It is a very interesting time for the coffee industry. You may have seen news stories recently sensationalizing the price of a cup of coffee. Soaring prices across multiple facets of the supply chain have driven raw coffee prices to an unprecedented high. The days of your morning coffee being a cheap caffeine hit are indeed numbered. But while prices are set to increase, we feel the need to put into perspective the sweeping changes that have occurred in the global supply chain over the past couple of decades and highlight the improvements in both coffee quality and equity to the producers.
Over the last decade, with the emergence of social media and ever-increasing globalization, coffee consumers have begun to place value on traceability and the knowledge of where the products they consume come from. This, in turn, has prompted the coffee supply chain – once mired in obscurity – to shine a spotlight on individual producers and the work they put into their crop year on year. The ‘single origin’ coffee was born. Of course, increased traceability comes with a cost; traditionally coffee producers are at the mercy of the global coffee market (the C-Price) which fluctuates wildly according to the laws of supply and demand. Specialty coffee (which most cafes deal with nowadays) sits apart from the market in a number of ways. Higher quality coffee demands a higher price and coffee producers require incentive to produce it. As global awareness and an overall demand for higher quality coffee rises, so too does the cost of production. This change has been coming for a long time however, so why the sudden increase in the price of your morning coffee? Below we have illustrated several compounding factors that have affected global supply in addition to the increase in demand for quality coffee:

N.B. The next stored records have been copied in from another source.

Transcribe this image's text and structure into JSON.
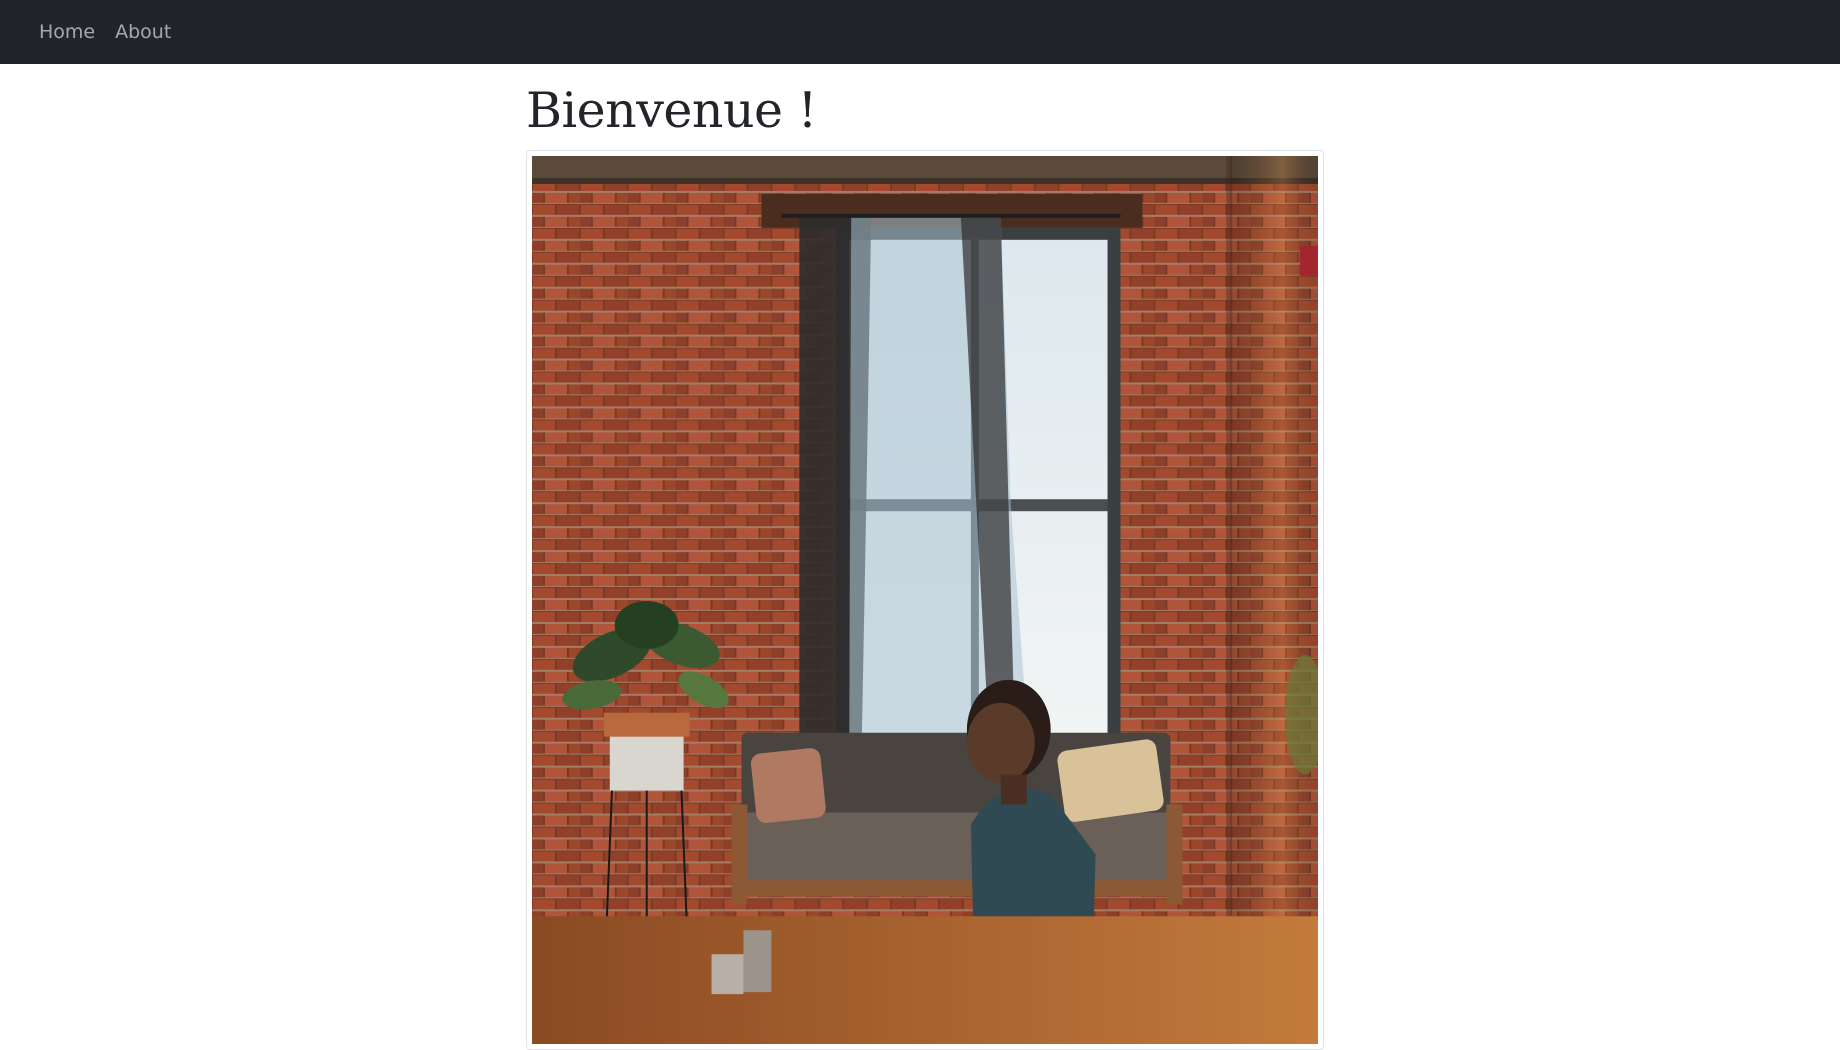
{
  "navbar": {
    "items": [
      {
        "label": "Home"
      },
      {
        "label": "About"
      }
    ]
  },
  "main": {
    "title": "Bienvenue !"
  },
  "colors": {
    "navbar_bg": "#212529",
    "nav_text": "#9ea0a2",
    "title_text": "#212529",
    "brick": "#8b3a22",
    "floor": "#b0652a"
  }
}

Increased Freight Costs:
The vast majority of coffee consumed in Australia is imported from overseas. Due to the global pandemic the cost of importing goods into Australia has skyrocketed. The cost of shipping containers and the import/export fees has more than tripled since early 2020 and is projected to keep rising.
Decreased Supply = Increased Demand:

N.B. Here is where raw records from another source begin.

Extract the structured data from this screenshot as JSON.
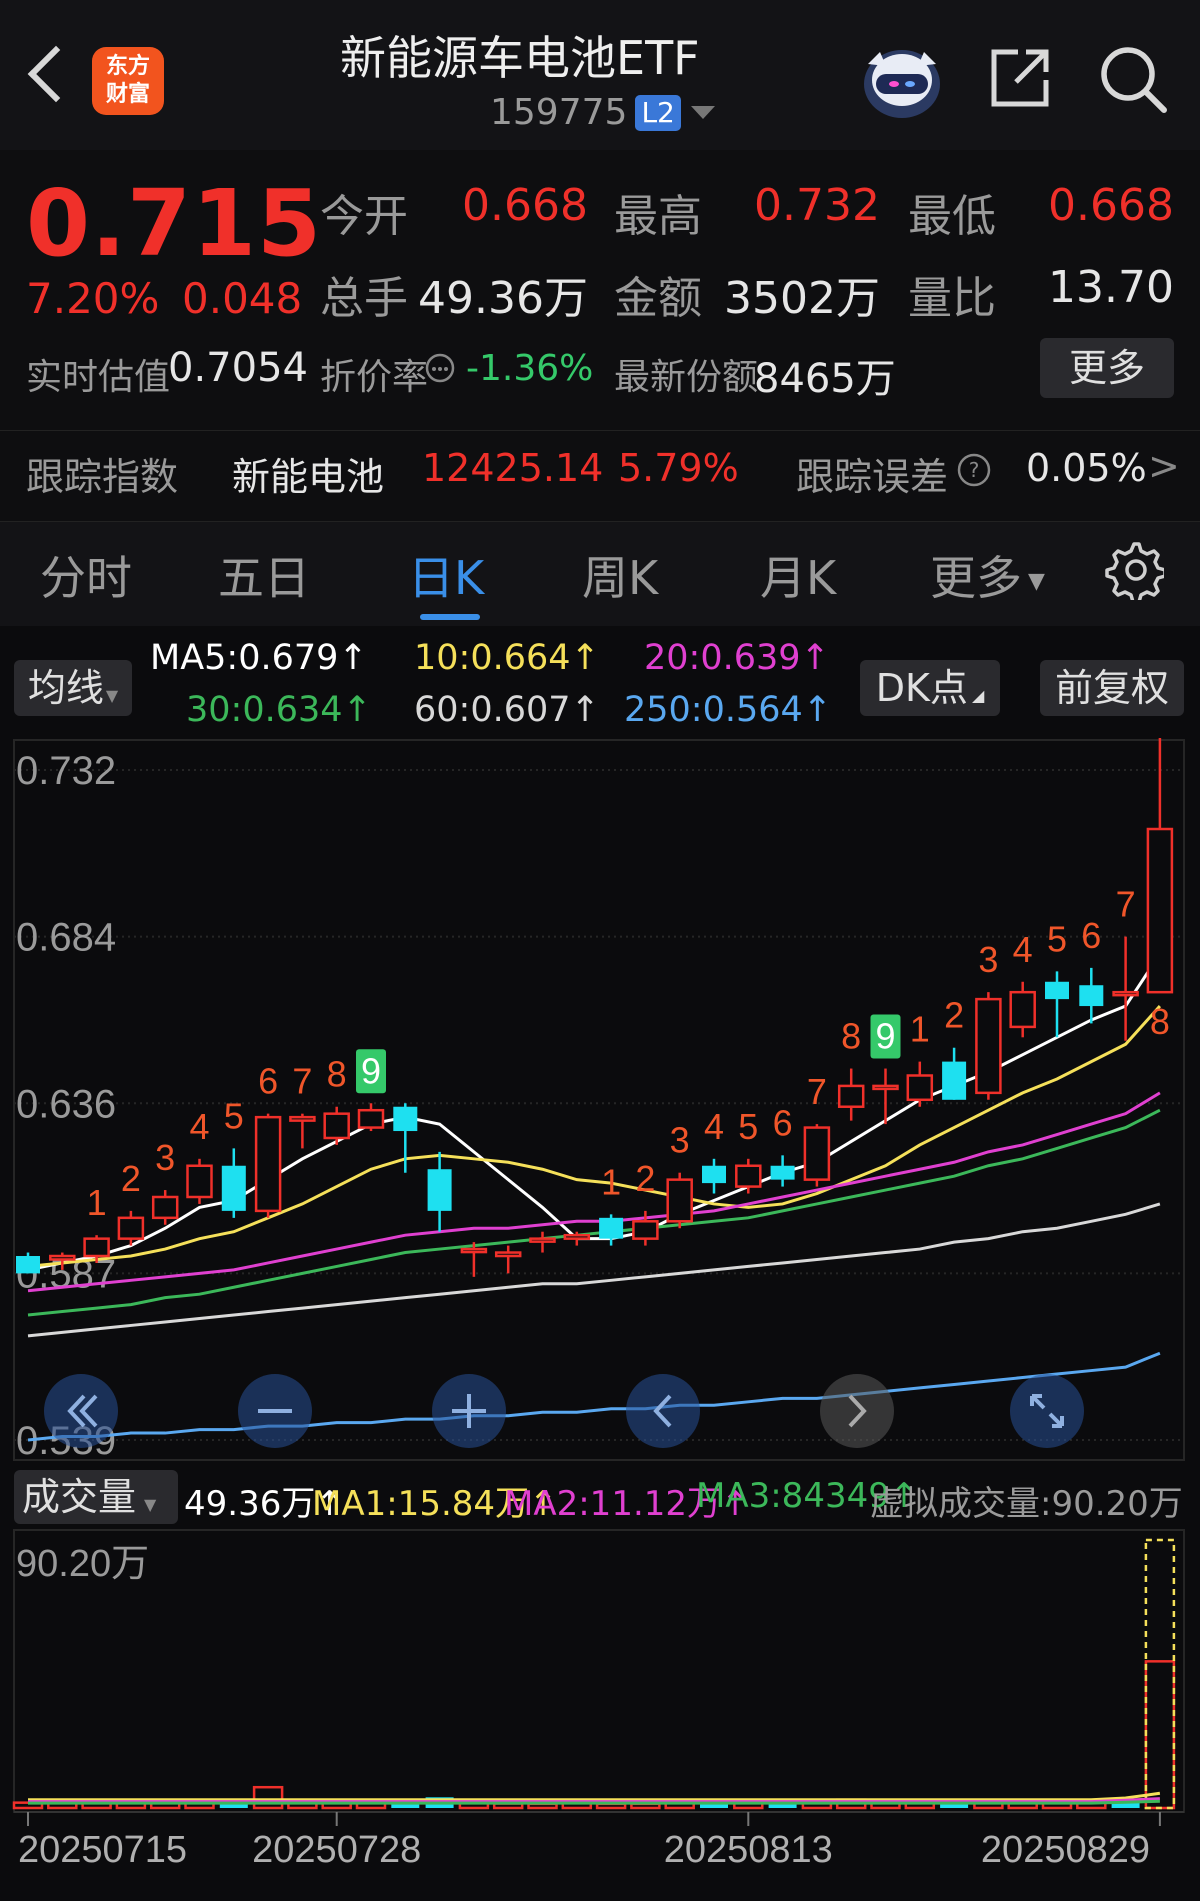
{
  "header": {
    "logo_text_1": "东方",
    "logo_text_2": "财富",
    "title": "新能源车电池ETF",
    "code": "159775",
    "level_badge": "L2",
    "icons": [
      "back-arrow-icon",
      "robot-avatar-icon",
      "share-icon",
      "search-icon"
    ]
  },
  "quote": {
    "price": "0.715",
    "change_pct": "7.20%",
    "change": "0.048",
    "open_label": "今开",
    "open": "0.668",
    "high_label": "最高",
    "high": "0.732",
    "low_label": "最低",
    "low": "0.668",
    "volume_label": "总手",
    "volume": "49.36万",
    "amount_label": "金额",
    "amount": "3502万",
    "ratio_label": "量比",
    "ratio": "13.70",
    "iopv_label": "实时估值",
    "iopv": "0.7054",
    "discount_label": "折价率",
    "discount": "-1.36%",
    "shares_label": "最新份额",
    "shares": "8465万",
    "more_label": "更多"
  },
  "tracking": {
    "label": "跟踪指数",
    "index_name": "新能电池",
    "index_value": "12425.14",
    "index_pct": "5.79%",
    "error_label": "跟踪误差",
    "error_value": "0.05%"
  },
  "tabs": [
    {
      "label": "分时"
    },
    {
      "label": "五日"
    },
    {
      "label": "日K",
      "active": true
    },
    {
      "label": "周K"
    },
    {
      "label": "月K"
    },
    {
      "label": "更多"
    }
  ],
  "ma_bar": {
    "selector": "均线",
    "ma5": "MA5:0.679↑",
    "ma10": "10:0.664↑",
    "ma20": "20:0.639↑",
    "ma30": "30:0.634↑",
    "ma60": "60:0.607↑",
    "ma250": "250:0.564↑",
    "dk_label": "DK点",
    "adjust_label": "前复权"
  },
  "colors": {
    "up": "#f0302a",
    "down": "#1ee0f0",
    "ma5": "#ffffff",
    "ma10": "#f5e05a",
    "ma20": "#e040d0",
    "ma30": "#3cb85a",
    "ma60": "#d8d8d8",
    "ma250": "#5aa8f0",
    "td_label_red": "#f0562a",
    "td_label_green": "#35c96a"
  },
  "volume_bar": {
    "selector": "成交量",
    "vol": "49.36万↑",
    "ma1": "MA1:15.84万↑",
    "ma2": "MA2:11.12万↑",
    "ma3": "MA3:84349↑",
    "virtual": "虚拟成交量:90.20万",
    "axis_top": "90.20万"
  },
  "chart_data": {
    "type": "candlestick",
    "y_ticks": [
      "0.732",
      "0.684",
      "0.636",
      "0.587",
      "0.539"
    ],
    "ylim": [
      0.539,
      0.732
    ],
    "x_labels": [
      "20250715",
      "20250728",
      "20250813",
      "20250829"
    ],
    "x_label_index": [
      0,
      9,
      21,
      33
    ],
    "candles": [
      {
        "o": 0.592,
        "h": 0.593,
        "l": 0.587,
        "c": 0.587
      },
      {
        "o": 0.591,
        "h": 0.593,
        "l": 0.588,
        "c": 0.592
      },
      {
        "o": 0.592,
        "h": 0.598,
        "l": 0.59,
        "c": 0.597
      },
      {
        "o": 0.597,
        "h": 0.605,
        "l": 0.595,
        "c": 0.603
      },
      {
        "o": 0.603,
        "h": 0.611,
        "l": 0.601,
        "c": 0.609
      },
      {
        "o": 0.609,
        "h": 0.62,
        "l": 0.607,
        "c": 0.618
      },
      {
        "o": 0.618,
        "h": 0.623,
        "l": 0.603,
        "c": 0.605
      },
      {
        "o": 0.605,
        "h": 0.633,
        "l": 0.603,
        "c": 0.632
      },
      {
        "o": 0.631,
        "h": 0.633,
        "l": 0.623,
        "c": 0.632
      },
      {
        "o": 0.626,
        "h": 0.635,
        "l": 0.624,
        "c": 0.633
      },
      {
        "o": 0.629,
        "h": 0.636,
        "l": 0.628,
        "c": 0.634
      },
      {
        "o": 0.635,
        "h": 0.636,
        "l": 0.616,
        "c": 0.628
      },
      {
        "o": 0.617,
        "h": 0.622,
        "l": 0.599,
        "c": 0.605
      },
      {
        "o": 0.594,
        "h": 0.596,
        "l": 0.586,
        "c": 0.594
      },
      {
        "o": 0.592,
        "h": 0.595,
        "l": 0.587,
        "c": 0.593
      },
      {
        "o": 0.597,
        "h": 0.599,
        "l": 0.593,
        "c": 0.597
      },
      {
        "o": 0.597,
        "h": 0.599,
        "l": 0.595,
        "c": 0.598
      },
      {
        "o": 0.603,
        "h": 0.604,
        "l": 0.595,
        "c": 0.597
      },
      {
        "o": 0.597,
        "h": 0.605,
        "l": 0.595,
        "c": 0.602
      },
      {
        "o": 0.602,
        "h": 0.616,
        "l": 0.6,
        "c": 0.614
      },
      {
        "o": 0.618,
        "h": 0.62,
        "l": 0.61,
        "c": 0.613
      },
      {
        "o": 0.612,
        "h": 0.62,
        "l": 0.61,
        "c": 0.618
      },
      {
        "o": 0.618,
        "h": 0.621,
        "l": 0.612,
        "c": 0.614
      },
      {
        "o": 0.614,
        "h": 0.63,
        "l": 0.612,
        "c": 0.629
      },
      {
        "o": 0.635,
        "h": 0.646,
        "l": 0.631,
        "c": 0.641
      },
      {
        "o": 0.641,
        "h": 0.646,
        "l": 0.63,
        "c": 0.641
      },
      {
        "o": 0.637,
        "h": 0.648,
        "l": 0.635,
        "c": 0.644
      },
      {
        "o": 0.648,
        "h": 0.652,
        "l": 0.637,
        "c": 0.637
      },
      {
        "o": 0.639,
        "h": 0.668,
        "l": 0.637,
        "c": 0.666
      },
      {
        "o": 0.658,
        "h": 0.671,
        "l": 0.655,
        "c": 0.668
      },
      {
        "o": 0.671,
        "h": 0.674,
        "l": 0.655,
        "c": 0.666
      },
      {
        "o": 0.67,
        "h": 0.675,
        "l": 0.659,
        "c": 0.664
      },
      {
        "o": 0.668,
        "h": 0.684,
        "l": 0.654,
        "c": 0.668
      },
      {
        "o": 0.668,
        "h": 0.745,
        "l": 0.668,
        "c": 0.715
      }
    ],
    "ma_series": [
      {
        "name": "MA5",
        "values": [
          0.588,
          0.59,
          0.592,
          0.595,
          0.6,
          0.606,
          0.608,
          0.614,
          0.62,
          0.625,
          0.63,
          0.632,
          0.63,
          0.622,
          0.614,
          0.606,
          0.597,
          0.597,
          0.599,
          0.604,
          0.608,
          0.612,
          0.616,
          0.619,
          0.625,
          0.631,
          0.637,
          0.641,
          0.645,
          0.65,
          0.655,
          0.66,
          0.664,
          0.679
        ]
      },
      {
        "name": "10",
        "values": [
          0.589,
          0.59,
          0.591,
          0.592,
          0.594,
          0.597,
          0.599,
          0.603,
          0.607,
          0.612,
          0.617,
          0.62,
          0.621,
          0.62,
          0.619,
          0.617,
          0.614,
          0.613,
          0.611,
          0.609,
          0.607,
          0.606,
          0.607,
          0.61,
          0.614,
          0.618,
          0.624,
          0.629,
          0.634,
          0.639,
          0.643,
          0.648,
          0.653,
          0.664
        ]
      },
      {
        "name": "20",
        "values": [
          0.582,
          0.583,
          0.584,
          0.585,
          0.586,
          0.587,
          0.588,
          0.59,
          0.592,
          0.594,
          0.596,
          0.598,
          0.599,
          0.6,
          0.6,
          0.601,
          0.602,
          0.602,
          0.603,
          0.604,
          0.605,
          0.607,
          0.609,
          0.611,
          0.613,
          0.615,
          0.617,
          0.619,
          0.622,
          0.624,
          0.627,
          0.63,
          0.633,
          0.639
        ]
      },
      {
        "name": "30",
        "values": [
          0.575,
          0.576,
          0.577,
          0.578,
          0.58,
          0.581,
          0.583,
          0.585,
          0.587,
          0.589,
          0.591,
          0.593,
          0.594,
          0.595,
          0.596,
          0.597,
          0.598,
          0.599,
          0.6,
          0.601,
          0.602,
          0.603,
          0.605,
          0.607,
          0.609,
          0.611,
          0.613,
          0.615,
          0.618,
          0.62,
          0.623,
          0.626,
          0.629,
          0.634
        ]
      },
      {
        "name": "60",
        "values": [
          0.569,
          0.57,
          0.571,
          0.572,
          0.573,
          0.574,
          0.575,
          0.576,
          0.577,
          0.578,
          0.579,
          0.58,
          0.581,
          0.582,
          0.583,
          0.584,
          0.584,
          0.585,
          0.586,
          0.587,
          0.588,
          0.589,
          0.59,
          0.591,
          0.592,
          0.593,
          0.594,
          0.596,
          0.597,
          0.599,
          0.6,
          0.602,
          0.604,
          0.607
        ]
      },
      {
        "name": "250",
        "values": [
          0.539,
          0.54,
          0.54,
          0.541,
          0.541,
          0.542,
          0.542,
          0.543,
          0.543,
          0.544,
          0.544,
          0.545,
          0.545,
          0.546,
          0.546,
          0.547,
          0.547,
          0.548,
          0.548,
          0.549,
          0.549,
          0.55,
          0.551,
          0.551,
          0.552,
          0.553,
          0.554,
          0.555,
          0.556,
          0.557,
          0.558,
          0.559,
          0.56,
          0.564
        ]
      }
    ],
    "td_labels": [
      {
        "i": 2,
        "t": "1",
        "pos": "above",
        "color": "red"
      },
      {
        "i": 3,
        "t": "2",
        "pos": "above",
        "color": "red"
      },
      {
        "i": 4,
        "t": "3",
        "pos": "above",
        "color": "red"
      },
      {
        "i": 5,
        "t": "4",
        "pos": "above",
        "color": "red"
      },
      {
        "i": 6,
        "t": "5",
        "pos": "above",
        "color": "red"
      },
      {
        "i": 7,
        "t": "6",
        "pos": "above",
        "color": "red"
      },
      {
        "i": 8,
        "t": "7",
        "pos": "above",
        "color": "red"
      },
      {
        "i": 9,
        "t": "8",
        "pos": "above",
        "color": "red"
      },
      {
        "i": 10,
        "t": "9",
        "pos": "above",
        "color": "green"
      },
      {
        "i": 17,
        "t": "1",
        "pos": "above",
        "color": "red"
      },
      {
        "i": 18,
        "t": "2",
        "pos": "above",
        "color": "red"
      },
      {
        "i": 19,
        "t": "3",
        "pos": "above",
        "color": "red"
      },
      {
        "i": 20,
        "t": "4",
        "pos": "above",
        "color": "red"
      },
      {
        "i": 21,
        "t": "5",
        "pos": "above",
        "color": "red"
      },
      {
        "i": 22,
        "t": "6",
        "pos": "above",
        "color": "red"
      },
      {
        "i": 23,
        "t": "7",
        "pos": "above",
        "color": "red"
      },
      {
        "i": 24,
        "t": "8",
        "pos": "above",
        "color": "red"
      },
      {
        "i": 25,
        "t": "9",
        "pos": "above",
        "color": "green"
      },
      {
        "i": 26,
        "t": "1",
        "pos": "above",
        "color": "red"
      },
      {
        "i": 27,
        "t": "2",
        "pos": "above",
        "color": "red"
      },
      {
        "i": 28,
        "t": "3",
        "pos": "above",
        "color": "red"
      },
      {
        "i": 29,
        "t": "4",
        "pos": "above",
        "color": "red"
      },
      {
        "i": 30,
        "t": "5",
        "pos": "above",
        "color": "red"
      },
      {
        "i": 31,
        "t": "6",
        "pos": "above",
        "color": "red"
      },
      {
        "i": 32,
        "t": "7",
        "pos": "above",
        "color": "red"
      },
      {
        "i": 33,
        "t": "8",
        "pos": "below",
        "color": "red"
      }
    ],
    "volume": {
      "ylim": [
        0,
        902000
      ],
      "values": [
        18000,
        17000,
        21000,
        20000,
        22000,
        22000,
        18000,
        70000,
        20000,
        22000,
        22000,
        18000,
        36000,
        20000,
        15000,
        14000,
        16000,
        14000,
        14000,
        18000,
        25000,
        20000,
        24000,
        20000,
        28000,
        22000,
        18000,
        24000,
        21000,
        24000,
        18000,
        22000,
        25000,
        493600
      ],
      "virtual_last": 902000,
      "up": [
        true,
        true,
        true,
        true,
        true,
        true,
        false,
        true,
        true,
        true,
        true,
        false,
        false,
        true,
        true,
        true,
        true,
        true,
        true,
        true,
        false,
        true,
        false,
        true,
        true,
        true,
        true,
        false,
        true,
        true,
        true,
        true,
        false,
        true
      ]
    }
  },
  "overlay_buttons": [
    "double-left-icon",
    "zoom-out-icon",
    "zoom-in-icon",
    "pan-left-icon",
    "pan-right-icon",
    "fullscreen-icon"
  ]
}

The price of raw coffee has increased, surprisingly not due to the pandemic directly, but due to extreme drought and unseasonal frosts that have devasted the 2021 crop of the world’s largest coffee producer, Brazil. With a drastic reduction in volume and huge swathes of the crop un-sellable, demand for Brazil alternatives has drastically increased. To add to this, Colombia (the second largest producer of arabica coffee) has experienced a period of civil unrest, leading to massive delays and inflated cost of production. These factors alone have created a ‘perfect storm’ driving coffee prices through the roof, independent of the pandemic.

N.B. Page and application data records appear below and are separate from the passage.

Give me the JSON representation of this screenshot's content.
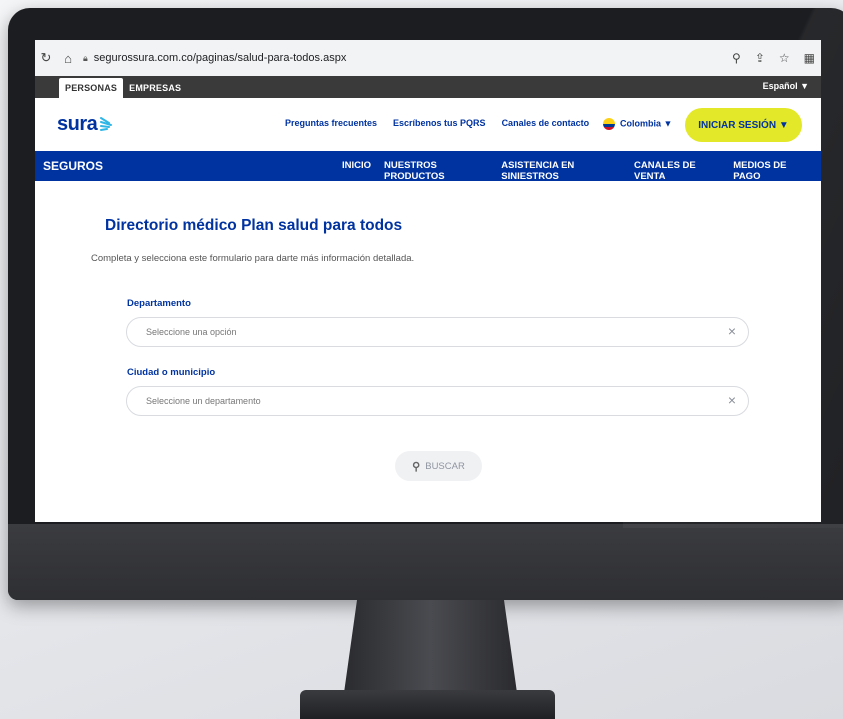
{
  "browser": {
    "url": "segurossura.com.co/paginas/salud-para-todos.aspx",
    "reload_icon": "reload-icon",
    "home_icon": "home-icon"
  },
  "top_bar": {
    "tabs": [
      "PERSONAS",
      "EMPRESAS"
    ],
    "language": "Español ▼"
  },
  "header": {
    "logo": "sura",
    "links": [
      "Preguntas frecuentes",
      "Escríbenos tus PQRS",
      "Canales de contacto"
    ],
    "country": "Colombia ▼",
    "login_button": "INICIAR SESIÓN ▼"
  },
  "nav": {
    "brand": "SEGUROS",
    "items": [
      "INICIO",
      "NUESTROS PRODUCTOS",
      "ASISTENCIA EN SINIESTROS",
      "CANALES DE VENTA",
      "MEDIOS DE PAGO"
    ]
  },
  "main": {
    "title": "Directorio médico Plan salud para todos",
    "subtitle": "Completa y selecciona este formulario para darte más información detallada.",
    "department_label": "Departamento",
    "department_placeholder": "Seleccione una opción",
    "city_label": "Ciudad o municipio",
    "city_placeholder": "Seleccione un departamento",
    "search_button": "BUSCAR"
  },
  "colors": {
    "brand_blue": "#0033a0",
    "accent_yellow": "#e3e829"
  }
}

Delays in shipping of up to 60 days has led to a scramble within Australia for raw coffee. This in turn has driven internal pricing upwards for Spot (already landed) coffee. As Australia is such a large coffee consuming nation, the demand is high and, as a result, roasters and cafes are having to pay higher prices in order to secure stock for the year ahead.
Other Cost of Goods:
While the price of raw coffee is a factor, there are also numerous other things that affect the price of your morning cup of coffee. The price of milk and alternative milks are constantly on the rise, the phasing out of plastic-lined takeaway cups has driven up costs for packaging, the cost of labour is also increasing year on year.
To summarise; we tend to think of coffee as a product that is somehow immune to the forces of inflation and global affairs. Decades of advertising campaigns that compare everything to ‘the price of a cup of coffee’ have further deepened this belief that coffee is, and always will be, a cheap commodity – this couldn’t be further from the truth. As a coffee-loving nation, we need to accept the impending reality and continue to support our local cafes, roasters and coffee producers during this unprecedented time. The cost of a cup of coffee is likely to rise by around 50c in most settings; ask yourself next time you see your friendly neighbourhood barista, is this really such an outrageous ask to keep them employed and fairly paid?